Strong Arab dictatorships across the region were convenient to American interests, since they provided a single address in each country for America to go to in the event of regional crises. But now there is much less of that. In several countries, there is simply no one in charge to whom we can bring our concerns.
Why should they care about the US regime’s concerns?
And just when that wasn’t enough, he coughs up an outright falsehood with regard to the Iran-Iraq war of the 1980’s (emphasis mine):
That war, going on as long as it did, represented in part the deliberate decision of the Reagan administration not to intervene.
Reality: during the Iran-Iraq war, the US provided intelligence help & weapons to Iraq, including helping with the launch of chemical weapons, and funneled arms to Iran. That is, not only did the Reagan administration intervene, but they did so on both sides. Whatever contractors made those weapons is probably still spending money from ’88.
The challenge now is less to establish democracy than to reestablish order. For without order, there is no freedom for anyone.

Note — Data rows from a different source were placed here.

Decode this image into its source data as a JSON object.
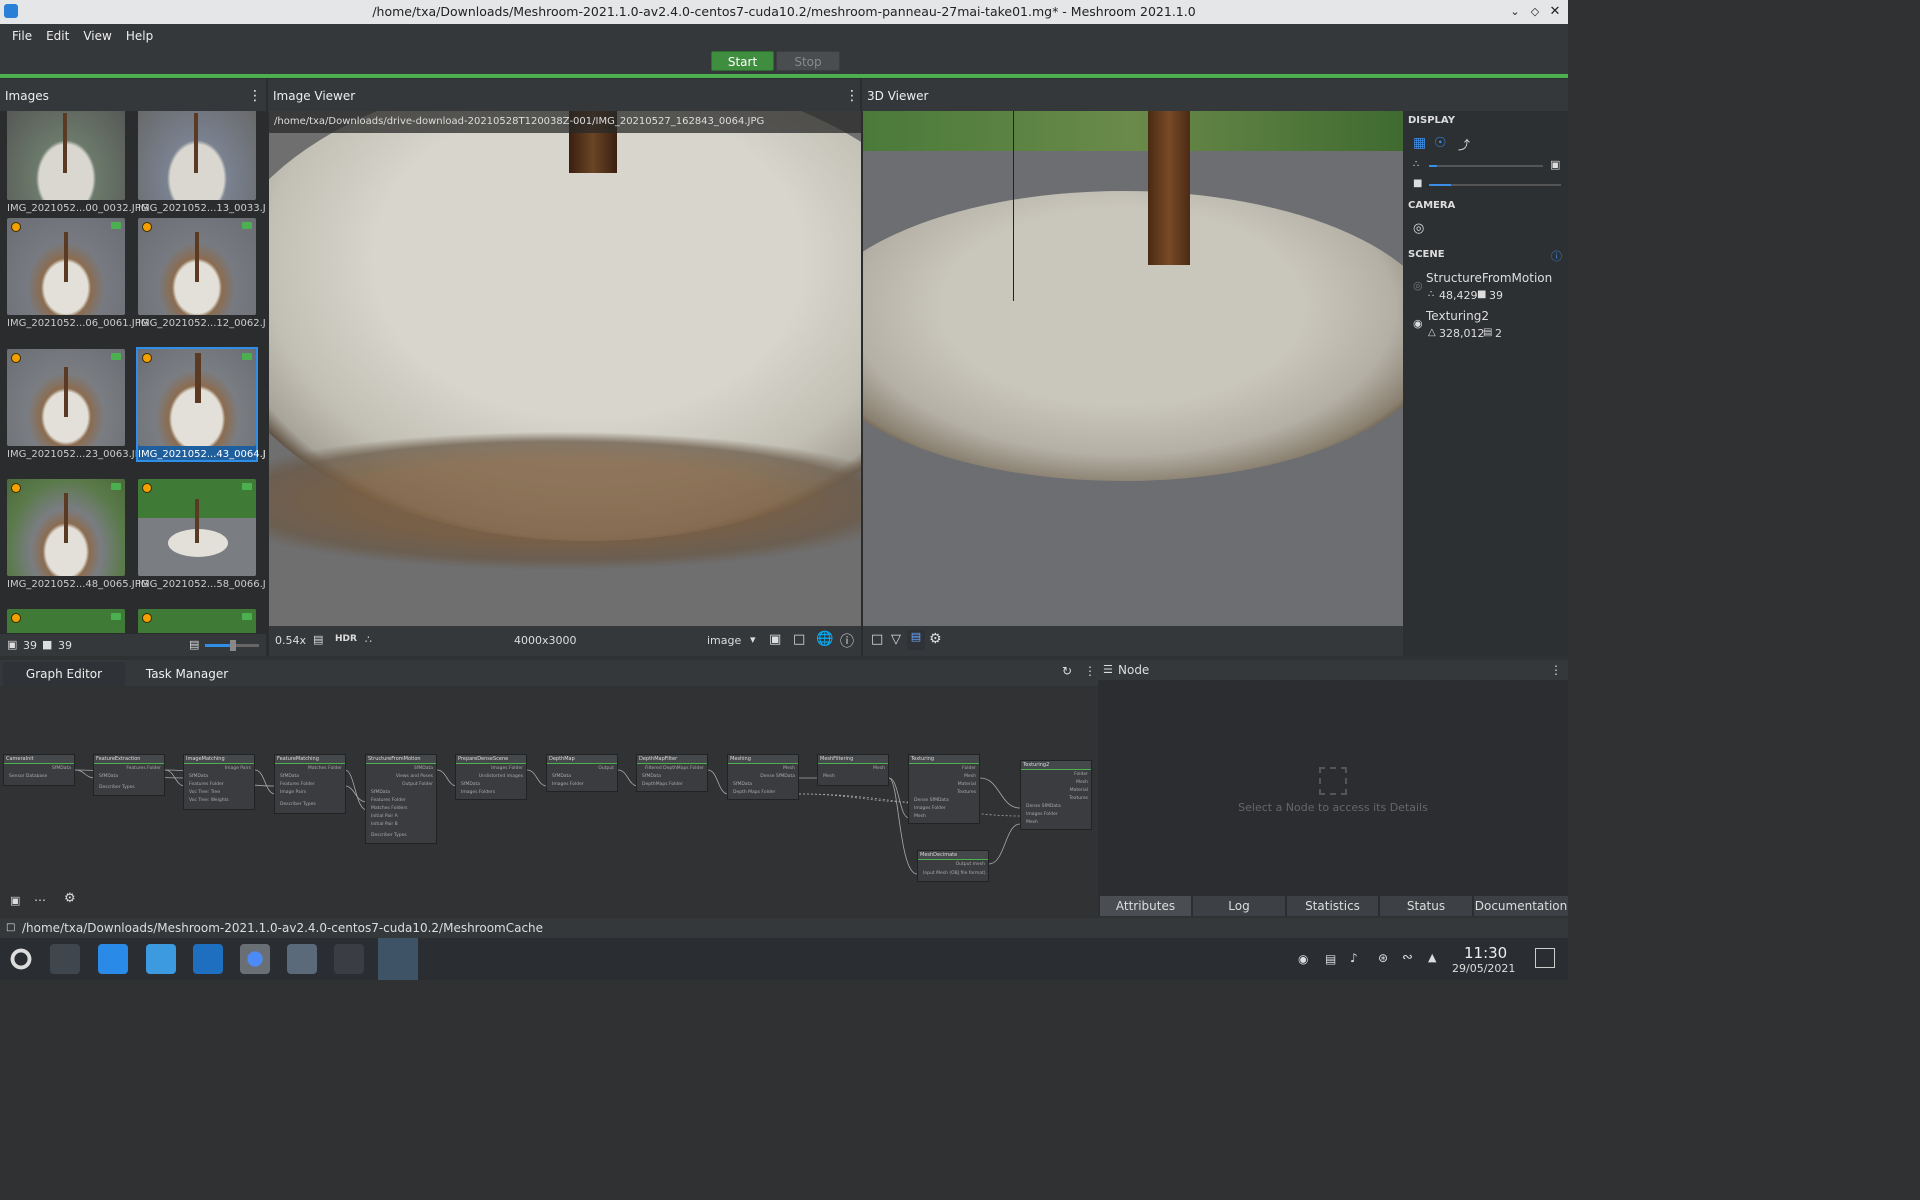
{
  "window": {
    "title": "/home/txa/Downloads/Meshroom-2021.1.0-av2.4.0-centos7-cuda10.2/meshroom-panneau-27mai-take01.mg* - Meshroom 2021.1.0"
  },
  "menu": [
    "File",
    "Edit",
    "View",
    "Help"
  ],
  "toolbar": {
    "start": "Start",
    "stop": "Stop"
  },
  "images_panel": {
    "title": "Images",
    "thumbs": [
      {
        "label": "IMG_2021052...00_0032.JPG"
      },
      {
        "label": "IMG_2021052...13_0033.JPG"
      },
      {
        "label": "IMG_2021052...06_0061.JPG"
      },
      {
        "label": "IMG_2021052...12_0062.JPG"
      },
      {
        "label": "IMG_2021052...23_0063.JPG"
      },
      {
        "label": "IMG_2021052...43_0064.JPG"
      },
      {
        "label": "IMG_2021052...48_0065.JPG"
      },
      {
        "label": "IMG_2021052...58_0066.JPG"
      }
    ],
    "image_count": "39",
    "camera_count": "39",
    "intrinsics_count": "39"
  },
  "image_viewer": {
    "title": "Image Viewer",
    "path": "/home/txa/Downloads/drive-download-20210528T120038Z-001/IMG_20210527_162843_0064.JPG",
    "zoom": "0.54x",
    "hdr": "HDR",
    "resolution": "4000x3000",
    "mode": "image"
  },
  "viewer3d": {
    "title": "3D Viewer",
    "display_label": "DISPLAY",
    "camera_label": "CAMERA",
    "scene_label": "SCENE",
    "scene_items": [
      {
        "name": "StructureFromMotion",
        "stat1": "48,429",
        "stat2": "39"
      },
      {
        "name": "Texturing2",
        "stat1": "328,012",
        "stat2": "2"
      }
    ]
  },
  "graph_editor": {
    "tabs": [
      "Graph Editor",
      "Task Manager"
    ],
    "nodes": [
      {
        "title": "CameraInit",
        "ports": [
          "SfMData",
          "Sensor Database"
        ]
      },
      {
        "title": "FeatureExtraction",
        "ports": [
          "Features Folder",
          "SfMData",
          "Describer Types"
        ]
      },
      {
        "title": "ImageMatching",
        "ports": [
          "Image Pairs",
          "SfMData",
          "Features Folder",
          "Voc Tree: Tree",
          "Voc Tree: Weights"
        ]
      },
      {
        "title": "FeatureMatching",
        "ports": [
          "Matches Folder",
          "SfMData",
          "Features Folder",
          "Image Pairs",
          "Describer Types"
        ]
      },
      {
        "title": "StructureFromMotion",
        "ports": [
          "SfMData",
          "Views and Poses",
          "Output Folder",
          "SfMData",
          "Features Folder",
          "Matches Folders",
          "Initial Pair A",
          "Initial Pair B",
          "Describer Types"
        ]
      },
      {
        "title": "PrepareDenseScene",
        "ports": [
          "Images Folder",
          "Undistorted images",
          "SfMData",
          "Images Folders"
        ]
      },
      {
        "title": "DepthMap",
        "ports": [
          "Output",
          "SfMData",
          "Images Folder"
        ]
      },
      {
        "title": "DepthMapFilter",
        "ports": [
          "Filtered DepthMaps Folder",
          "SfMData",
          "DepthMaps Folder"
        ]
      },
      {
        "title": "Meshing",
        "ports": [
          "Mesh",
          "Dense SfMData",
          "SfMData",
          "Depth Maps Folder"
        ]
      },
      {
        "title": "MeshFiltering",
        "ports": [
          "Mesh",
          "Mesh"
        ]
      },
      {
        "title": "Texturing",
        "ports": [
          "Folder",
          "Mesh",
          "Material",
          "Textures",
          "Dense SfMData",
          "Images Folder",
          "Mesh"
        ]
      },
      {
        "title": "Texturing2",
        "ports": [
          "Folder",
          "Mesh",
          "Material",
          "Textures",
          "Dense SfMData",
          "Images Folder",
          "Mesh"
        ]
      },
      {
        "title": "MeshDecimate",
        "ports": [
          "Output mesh",
          "Input Mesh (OBJ file format)."
        ]
      }
    ]
  },
  "node_panel": {
    "title": "Node",
    "empty_text": "Select a Node to access its Details",
    "tabs": [
      "Attributes",
      "Log",
      "Statistics",
      "Status",
      "Documentation"
    ]
  },
  "statusbar": {
    "path": "/home/txa/Downloads/Meshroom-2021.1.0-av2.4.0-centos7-cuda10.2/MeshroomCache"
  },
  "taskbar": {
    "time": "11:30",
    "date": "29/05/2021"
  }
}
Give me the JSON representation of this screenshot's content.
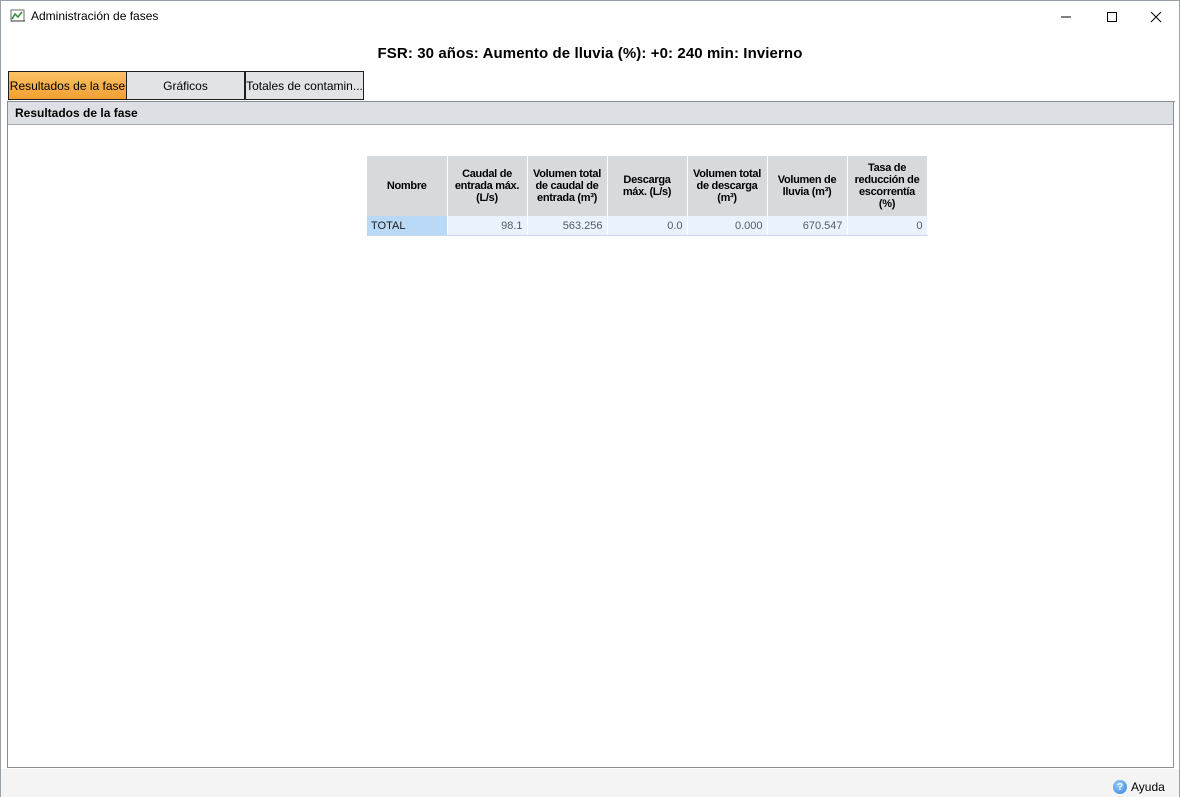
{
  "window": {
    "title": "Administración de fases",
    "minimize_glyph": "—",
    "maximize_glyph": "☐",
    "close_glyph": "✕"
  },
  "phase_title": "FSR: 30 años: Aumento de lluvia (%): +0: 240 min: Invierno",
  "tabs": [
    {
      "label": "Resultados de la fase",
      "active": true
    },
    {
      "label": "Gráficos",
      "active": false
    },
    {
      "label": "Totales de contamin...",
      "active": false
    }
  ],
  "section": {
    "header": "Resultados de la fase"
  },
  "table": {
    "columns": [
      "Nombre",
      "Caudal de entrada máx. (L/s)",
      "Volumen total de caudal de entrada (m³)",
      "Descarga máx. (L/s)",
      "Volumen total de descarga (m³)",
      "Volumen de lluvia (m³)",
      "Tasa de reducción de escorrentía (%)"
    ],
    "rows": [
      [
        "TOTAL",
        "98.1",
        "563.256",
        "0.0",
        "0.000",
        "670.547",
        "0"
      ]
    ]
  },
  "footer": {
    "help_label": "Ayuda",
    "help_icon": "help-icon"
  },
  "colors": {
    "active_tab": "#f1a032",
    "header_bg": "#dcdfe3",
    "selected_cell": "#b9d9f7"
  }
}
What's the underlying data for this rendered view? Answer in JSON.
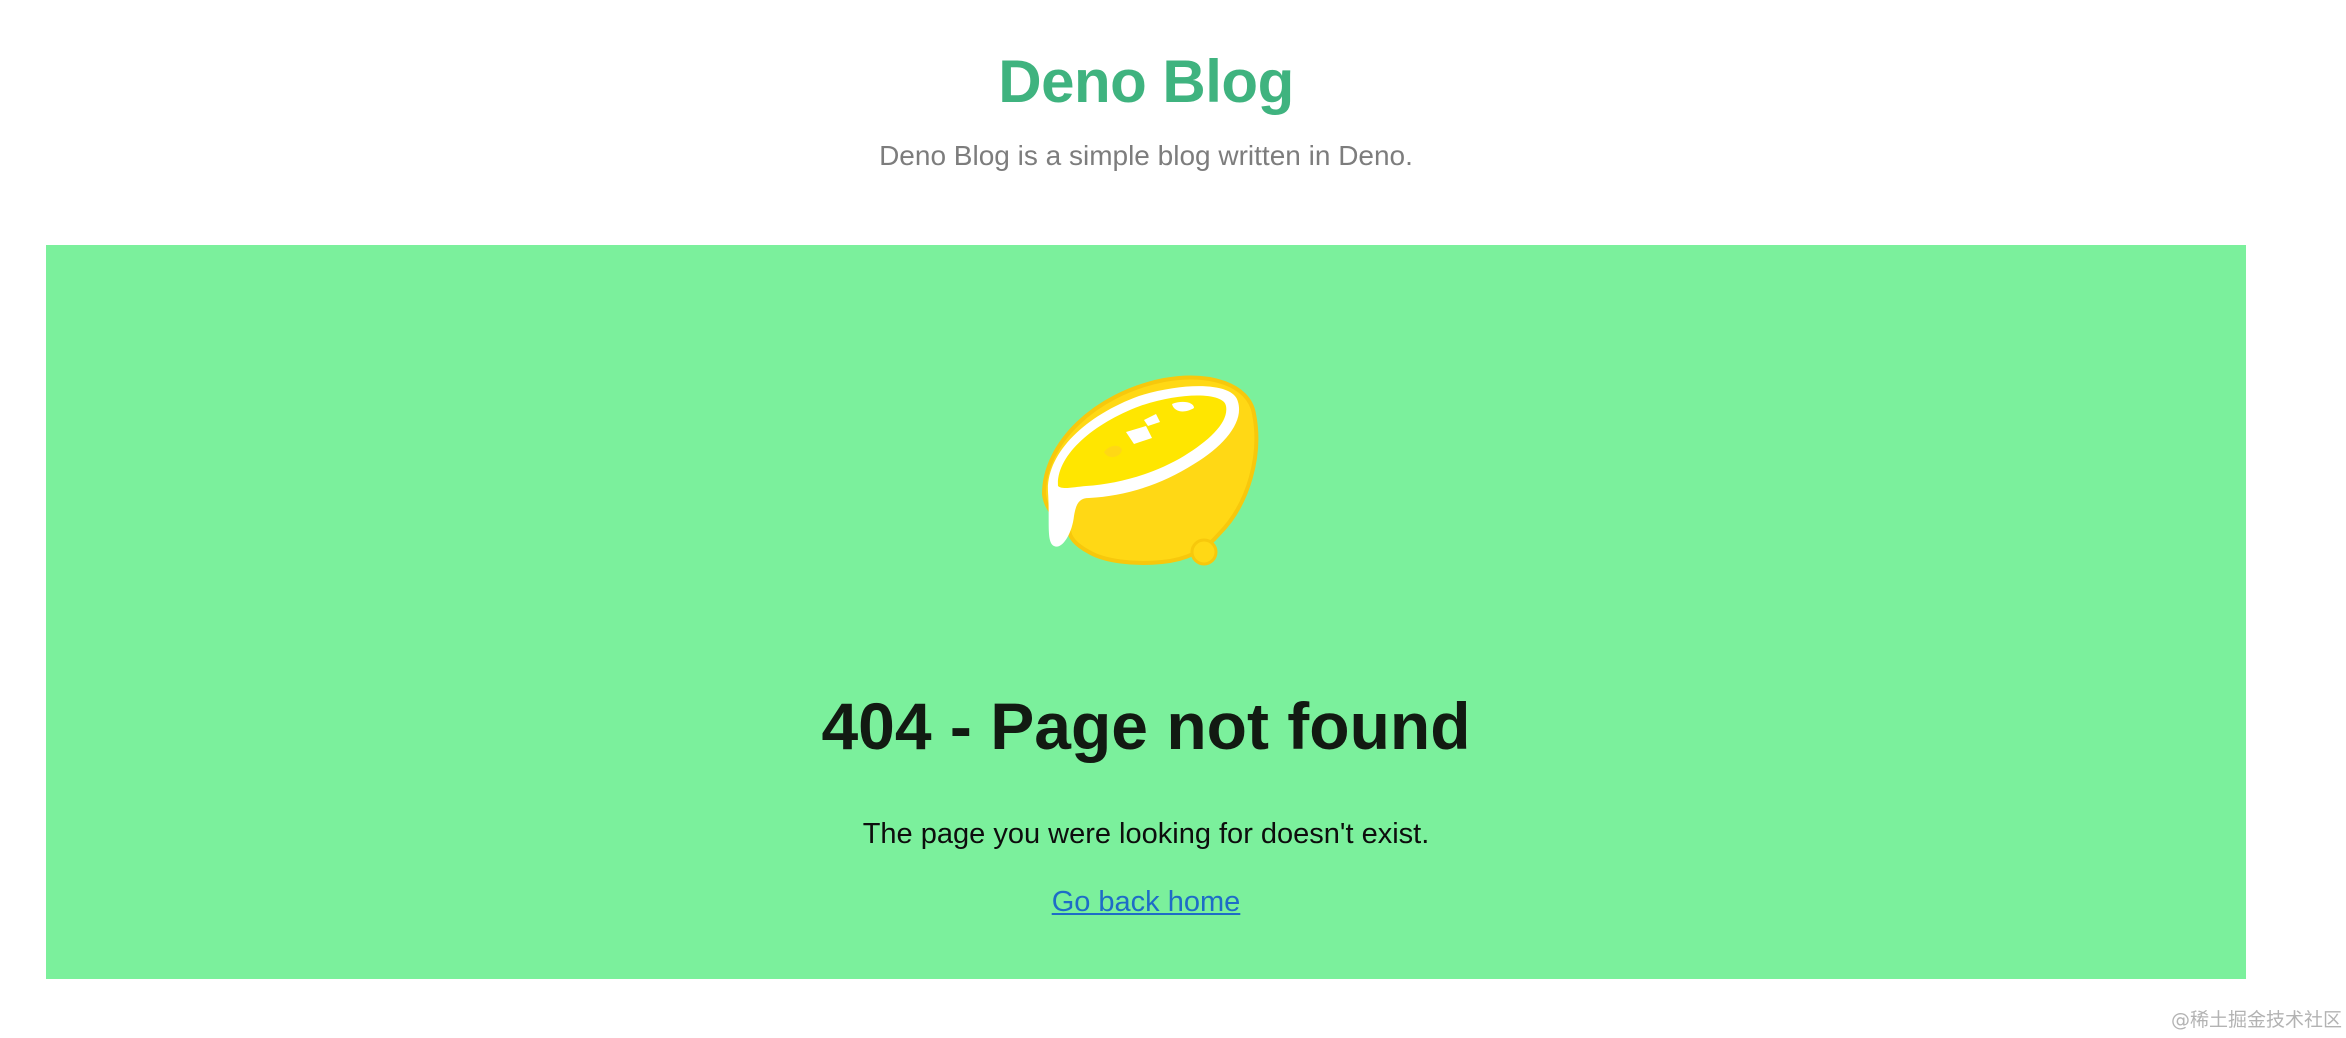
{
  "header": {
    "title": "Deno Blog",
    "subtitle": "Deno Blog is a simple blog written in Deno."
  },
  "error": {
    "illustration_icon": "lemon-icon",
    "heading": "404 - Page not found",
    "message": "The page you were looking for doesn't exist.",
    "home_link_label": "Go back home"
  },
  "watermark": "@稀土掘金技术社区",
  "colors": {
    "title": "#3fb37f",
    "subtitle": "#7d7d7d",
    "panel_background": "#7bf09c",
    "lemon_peel": "#ffd815",
    "lemon_flesh": "#ffe600",
    "link": "#1e6cc7"
  }
}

Actually, “order” in the sense that the West sees it in that part of the world (that is, centralized authority that happens to play ball with their interests, populace be damned) is the problem. Seeking to impose that order is itself the chaos, as people like Robert Kaplan will never accept the alternative: a spontaneous order that finally writes the US out.